ACTIVITY: Your task is to reproduce the listing exactly, without its images.

============================================================

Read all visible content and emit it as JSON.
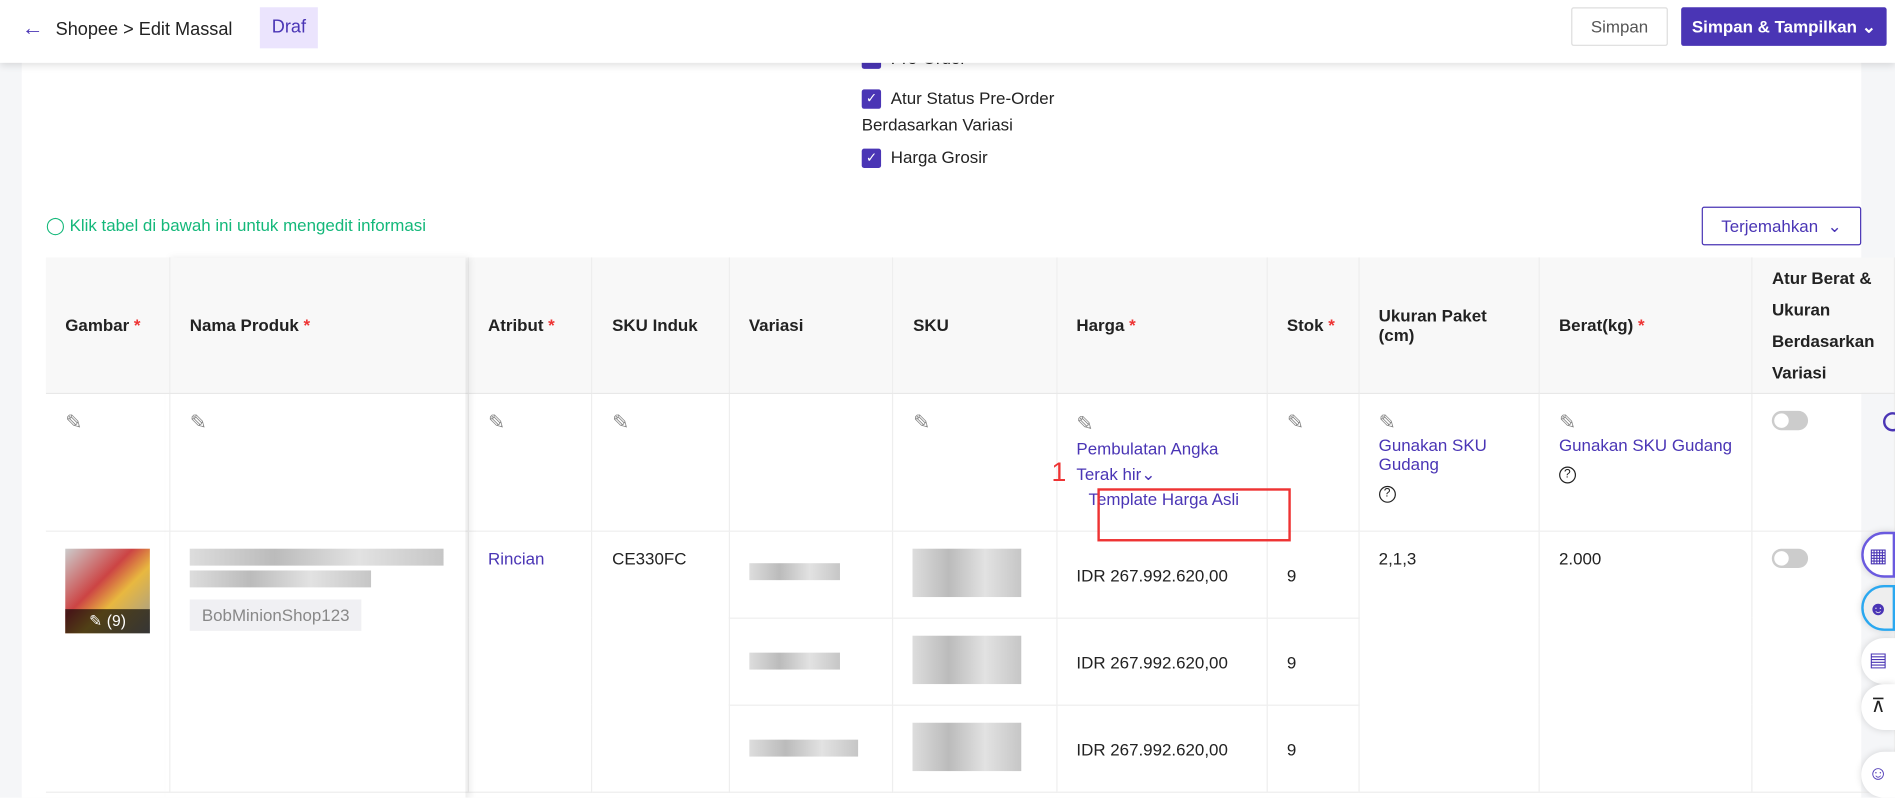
{
  "header": {
    "breadcrumb": "Shopee > Edit Massal",
    "status_badge": "Draf",
    "save_label": "Simpan",
    "save_show_label": "Simpan & Tampilkan"
  },
  "options": [
    {
      "label": "Pre-Order",
      "checked": true
    },
    {
      "label": "Atur Status Pre-Order",
      "label2": "Berdasarkan Variasi",
      "checked": true
    },
    {
      "label": "Harga Grosir",
      "checked": true
    }
  ],
  "tip": "Klik tabel di bawah ini untuk mengedit informasi",
  "translate_label": "Terjemahkan",
  "columns": [
    "Gambar",
    "Nama Produk",
    "Atribut",
    "SKU Induk",
    "Variasi",
    "SKU",
    "Harga",
    "Stok",
    "Ukuran Paket (cm)",
    "Berat(kg)",
    "Atur Berat & Ukuran Berdasarkan Variasi"
  ],
  "edit_row": {
    "rounding": "Pembulatan Angka Terak hir",
    "template": "Template Harga Asli",
    "warehouse_sku": "Gunakan SKU Gudang"
  },
  "annotation": "1",
  "product": {
    "image_count": "(9)",
    "shop": "BobMinionShop123",
    "attribute_link": "Rincian",
    "parent_sku": "CE330FC",
    "size": "2,1,3",
    "weight": "2.000",
    "variants": [
      {
        "price": "IDR 267.992.620,00",
        "stock": "9"
      },
      {
        "price": "IDR 267.992.620,00",
        "stock": "9"
      },
      {
        "price": "IDR 267.992.620,00",
        "stock": "9"
      }
    ]
  }
}
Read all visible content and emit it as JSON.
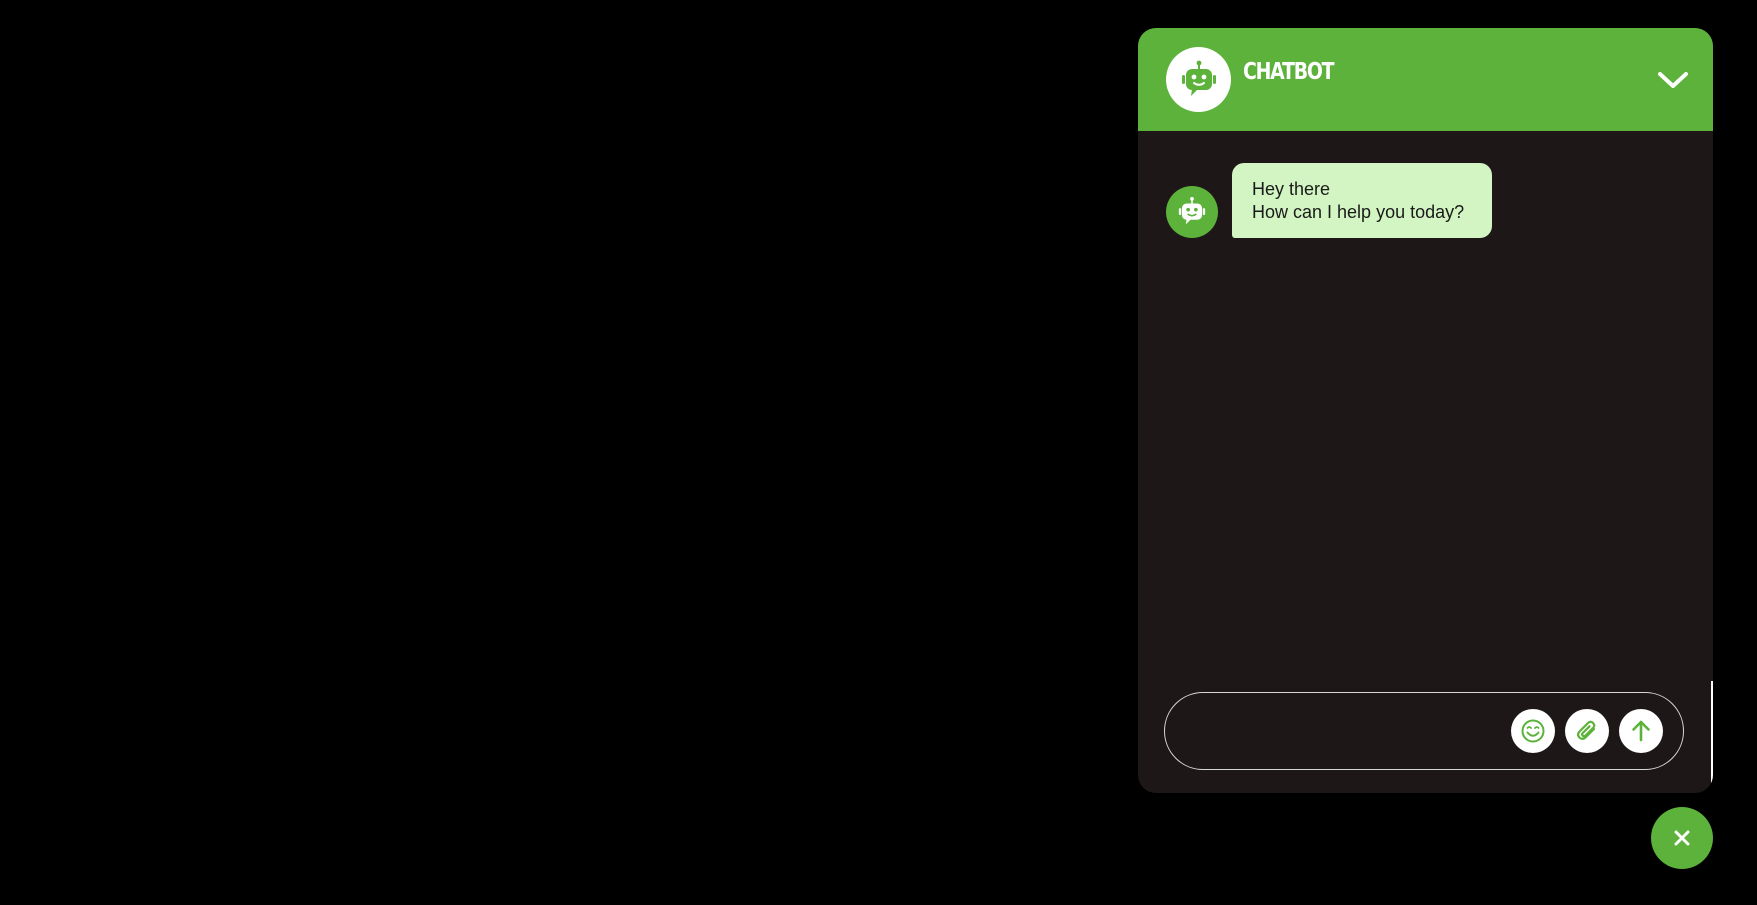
{
  "colors": {
    "accent": "#5cb23a",
    "panel_background": "#1d1718",
    "bot_bubble": "#d3f5c3",
    "page_background": "#000000"
  },
  "header": {
    "title": "CHATBOT",
    "avatar_icon": "robot-icon",
    "collapse_icon": "chevron-down-icon"
  },
  "messages": [
    {
      "sender": "bot",
      "avatar_icon": "robot-icon",
      "lines": [
        "Hey there",
        "How can I help you today?"
      ]
    }
  ],
  "composer": {
    "value": "",
    "emoji_icon": "smiley-icon",
    "attach_icon": "paperclip-icon",
    "send_icon": "arrow-up-icon"
  },
  "launcher": {
    "icon": "close-icon"
  }
}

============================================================

TASK SOLUTION:
Read all visible content and emit it as JSON.
{
  "header": {
    "breadcrumb": "Shopee > Edit Massal",
    "status_badge": "Draf",
    "save_label": "Simpan",
    "save_show_label": "Simpan & Tampilkan"
  },
  "options": [
    {
      "label": "Pre-Order",
      "checked": true
    },
    {
      "label": "Atur Status Pre-Order",
      "label2": "Berdasarkan Variasi",
      "checked": true
    },
    {
      "label": "Harga Grosir",
      "checked": true
    }
  ],
  "tip": "Klik tabel di bawah ini untuk mengedit informasi",
  "translate_label": "Terjemahkan",
  "columns": [
    "Gambar",
    "Nama Produk",
    "Atribut",
    "SKU Induk",
    "Variasi",
    "SKU",
    "Harga",
    "Stok",
    "Ukuran Paket (cm)",
    "Berat(kg)",
    "Atur Berat & Ukuran Berdasarkan Variasi"
  ],
  "edit_row": {
    "rounding": "Pembulatan Angka Terak hir",
    "template": "Template Harga Asli",
    "warehouse_sku": "Gunakan SKU Gudang"
  },
  "annotation": "1",
  "product": {
    "image_count": "(9)",
    "shop": "BobMinionShop123",
    "attribute_link": "Rincian",
    "parent_sku": "CE330FC",
    "size": "2,1,3",
    "weight": "2.000",
    "variants": [
      {
        "price": "IDR 267.992.620,00",
        "stock": "9"
      },
      {
        "price": "IDR 267.992.620,00",
        "stock": "9"
      },
      {
        "price": "IDR 267.992.620,00",
        "stock": "9"
      }
    ]
  }
}
Read all visible content and emit it as JSON.
{
  "colors": {
    "accent": "#5cb23a",
    "panel_background": "#1d1718",
    "bot_bubble": "#d3f5c3",
    "page_background": "#000000"
  },
  "header": {
    "title": "CHATBOT",
    "avatar_icon": "robot-icon",
    "collapse_icon": "chevron-down-icon"
  },
  "messages": [
    {
      "sender": "bot",
      "avatar_icon": "robot-icon",
      "lines": [
        "Hey there",
        "How can I help you today?"
      ]
    }
  ],
  "composer": {
    "value": "",
    "emoji_icon": "smiley-icon",
    "attach_icon": "paperclip-icon",
    "send_icon": "arrow-up-icon"
  },
  "launcher": {
    "icon": "close-icon"
  }
}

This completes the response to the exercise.